Banks to waive charges for customers who miss payments due to Storm Emma
Banks are to waive fees and other charges for those who miss payments due to Storm Emma.
Customers are at risk of missing direct debits or standing orders because they have not been able to lodge money into their accounts during the snow storms.
The State’s retail branch network has been forced into a shutdown after the Government told citizens to stay indoors.
This has meant consumers have not being able to get into bank branches to lodge money to cover bills like mortgage payments and electricity bills.
The Banking and Payments Federation, which represents all the retail banks, said no fees would be charged to consumers who miss a payment.
A spokesperson for the banking body said that due to the closure of bank branches over recent days, because of the severe weather conditions, some customers may not have been able to lodge funds to their accounts to meet the funding requirement of scheduled payments such as direct debits, cheques and standing orders.
“This may result in unpaid transactions and associated bank fees/charges for some customers.
“In the circumstances banks have agreed to refund any such referral fees and any such unpaid fees/charges which may have applied to the following business days – Wednesday, Thursday and Friday,” the Banking Federation said.
AIB charges €10 if a standing order goes unpaid, with Bank of Ireland imposing a fee of €12.70 for a direct debit being returned unpaid.
Customer communications and the refund process will be managed by each individual bank.
The move comes after some post offices ran out of cash earlier this week, as panic grips the country due to the severe storm.

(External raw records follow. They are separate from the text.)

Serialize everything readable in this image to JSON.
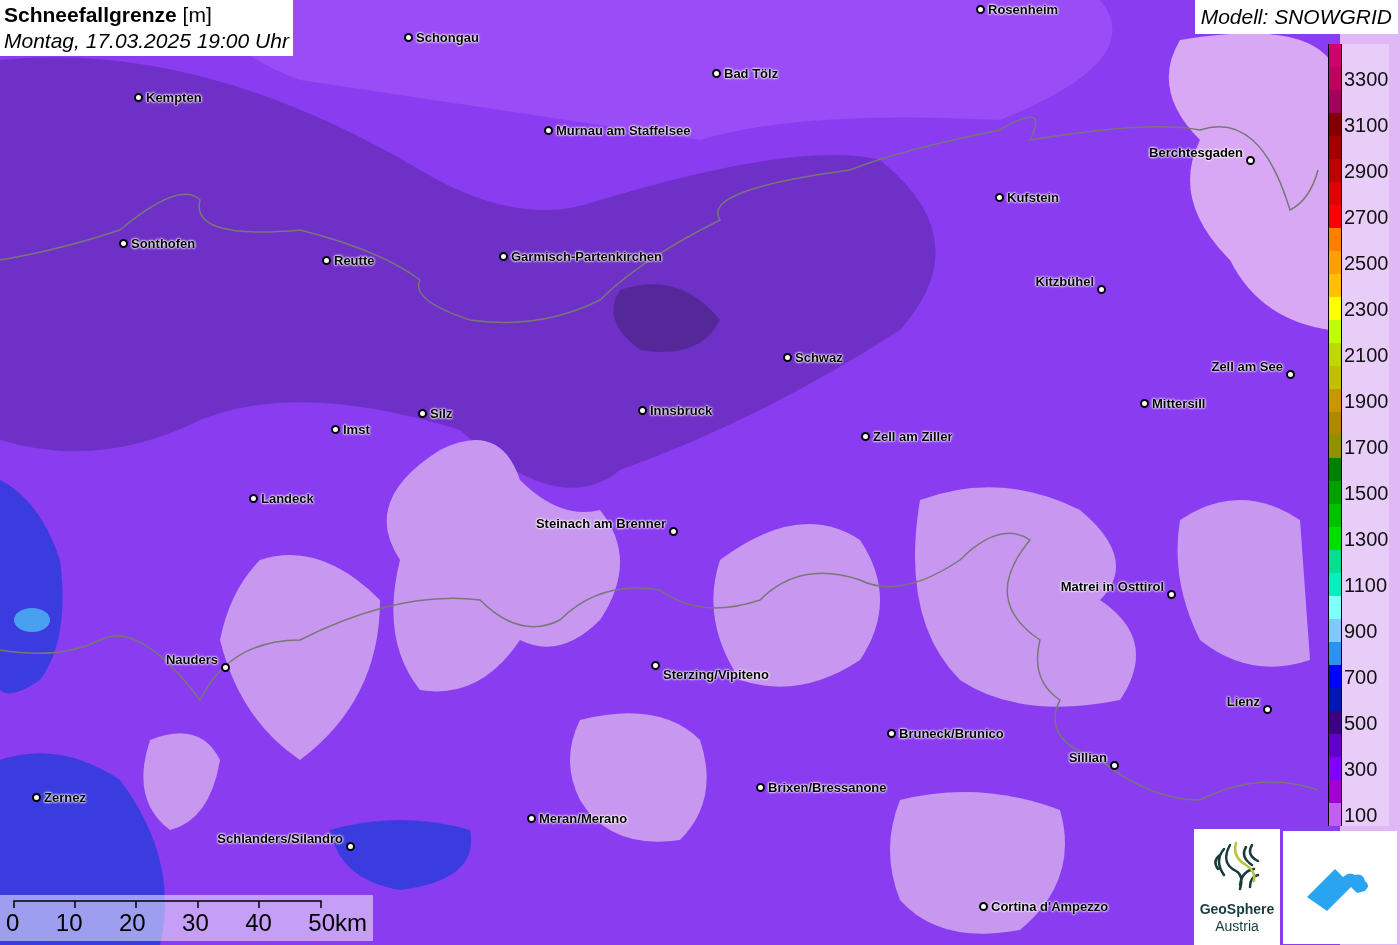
{
  "title": {
    "heading": "**Schneefallgrenze** [m]",
    "subtitle": "Montag, 17.03.2025 19:00 Uhr"
  },
  "model": "Modell: SNOWGRID",
  "cities": [
    {
      "name": "Rosenheim"
    },
    {
      "name": "Schongau"
    },
    {
      "name": "Bad Tölz"
    },
    {
      "name": "Kempten"
    },
    {
      "name": "Murnau am Staffelsee"
    },
    {
      "name": "Berchtesgaden"
    },
    {
      "name": "Kufstein"
    },
    {
      "name": "Sonthofen"
    },
    {
      "name": "Reutte"
    },
    {
      "name": "Garmisch-Partenkirchen"
    },
    {
      "name": "Kitzbühel"
    },
    {
      "name": "Schwaz"
    },
    {
      "name": "Zell am See"
    },
    {
      "name": "Mittersill"
    },
    {
      "name": "Innsbruck"
    },
    {
      "name": "Imst"
    },
    {
      "name": "Silz"
    },
    {
      "name": "Zell am Ziller"
    },
    {
      "name": "Landeck"
    },
    {
      "name": "Steinach am Brenner"
    },
    {
      "name": "Matrei in Osttirol"
    },
    {
      "name": "Nauders"
    },
    {
      "name": "Sterzing/Vipiteno"
    },
    {
      "name": "Lienz"
    },
    {
      "name": "Bruneck/Brunico"
    },
    {
      "name": "Sillian"
    },
    {
      "name": "Brixen/Bressanone"
    },
    {
      "name": "Zernez"
    },
    {
      "name": "Meran/Merano"
    },
    {
      "name": "Schlanders/Silandro"
    },
    {
      "name": "Cortina d'Ampezzo"
    }
  ],
  "legend": [
    {
      "color": "#d00070"
    },
    {
      "label": "3300",
      "color": "#c00060"
    },
    {
      "color": "#a00060"
    },
    {
      "label": "3100",
      "color": "#800000"
    },
    {
      "color": "#a00000"
    },
    {
      "label": "2900",
      "color": "#c00000"
    },
    {
      "color": "#e00000"
    },
    {
      "label": "2700",
      "color": "#ff0000"
    },
    {
      "color": "#ff8000"
    },
    {
      "label": "2500",
      "color": "#ffa000"
    },
    {
      "color": "#ffc000"
    },
    {
      "label": "2300",
      "color": "#ffff00"
    },
    {
      "color": "#c0ff00"
    },
    {
      "label": "2100",
      "color": "#c0d800"
    },
    {
      "color": "#c0c000"
    },
    {
      "label": "1900",
      "color": "#c89600"
    },
    {
      "color": "#b08800"
    },
    {
      "label": "1700",
      "color": "#909000"
    },
    {
      "color": "#008000"
    },
    {
      "label": "1500",
      "color": "#00a000"
    },
    {
      "color": "#00c000"
    },
    {
      "label": "1300",
      "color": "#00e000"
    },
    {
      "color": "#00e090"
    },
    {
      "label": "1100",
      "color": "#00f0c0"
    },
    {
      "color": "#80ffff"
    },
    {
      "label": "900",
      "color": "#80c8ff"
    },
    {
      "color": "#3090f0"
    },
    {
      "label": "700",
      "color": "#0000ff"
    },
    {
      "color": "#0018b0"
    },
    {
      "label": "500",
      "color": "#3c0080"
    },
    {
      "color": "#6000c8"
    },
    {
      "label": "300",
      "color": "#8000ff"
    },
    {
      "color": "#a000d0"
    },
    {
      "label": "100",
      "color": "#c060f0"
    }
  ],
  "scale_bar": [
    "0",
    "10",
    "20",
    "30",
    "40",
    "50km"
  ],
  "logos": {
    "geosphere": [
      "GeoSphere",
      "Austria"
    ]
  }
}
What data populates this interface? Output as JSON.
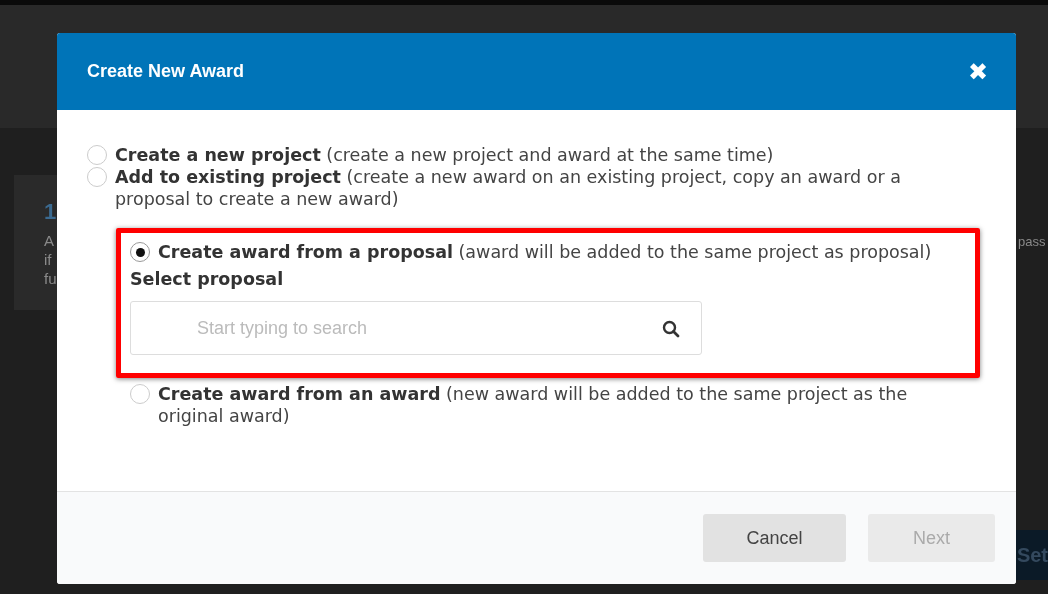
{
  "background": {
    "card_texts": [
      "1",
      "A",
      "if",
      "fu"
    ],
    "side_text": "pass",
    "button": "Set"
  },
  "dialog": {
    "title": "Create New Award",
    "close": "✖",
    "options": [
      {
        "label": "**Create a new project** (create a new project and award at the same time)",
        "selected": false
      },
      {
        "label": "**Add to existing project** (create a new award on an existing project, copy an award or a proposal to create a new award)",
        "selected": false,
        "children": [
          {
            "label": "**Create award from a proposal** (award will be added to the same project as proposal)",
            "selected": true,
            "highlighted": true,
            "field": {
              "label": "Select proposal",
              "placeholder": "Start typing to search"
            }
          },
          {
            "label": "**Create award from an award** (new award will be added to the same project as the original award)",
            "selected": false,
            "highlighted": false
          }
        ]
      }
    ],
    "buttons": [
      {
        "label": "Cancel",
        "disabled": false
      },
      {
        "label": "Next",
        "disabled": true
      }
    ]
  }
}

Offices in Dublin, Louth and Offaly were reported to have been emptied of cash as social welfare recipients queued to collect payments.
The move by the Government to pay a double fuel allowance payment was blamed for the run on the post offices.
But people collecting other social welfare payments, such as pensions, have also put pressure on the cash reserves of the post offices.
An Post spokesperson Anna McHugh revealed that roads blocked by snow meant that some post offices had not got deliveries of cash this week.
She said this meant some post offices had run out of cash, leaving postmasters with no option but to make partial social welfare payments.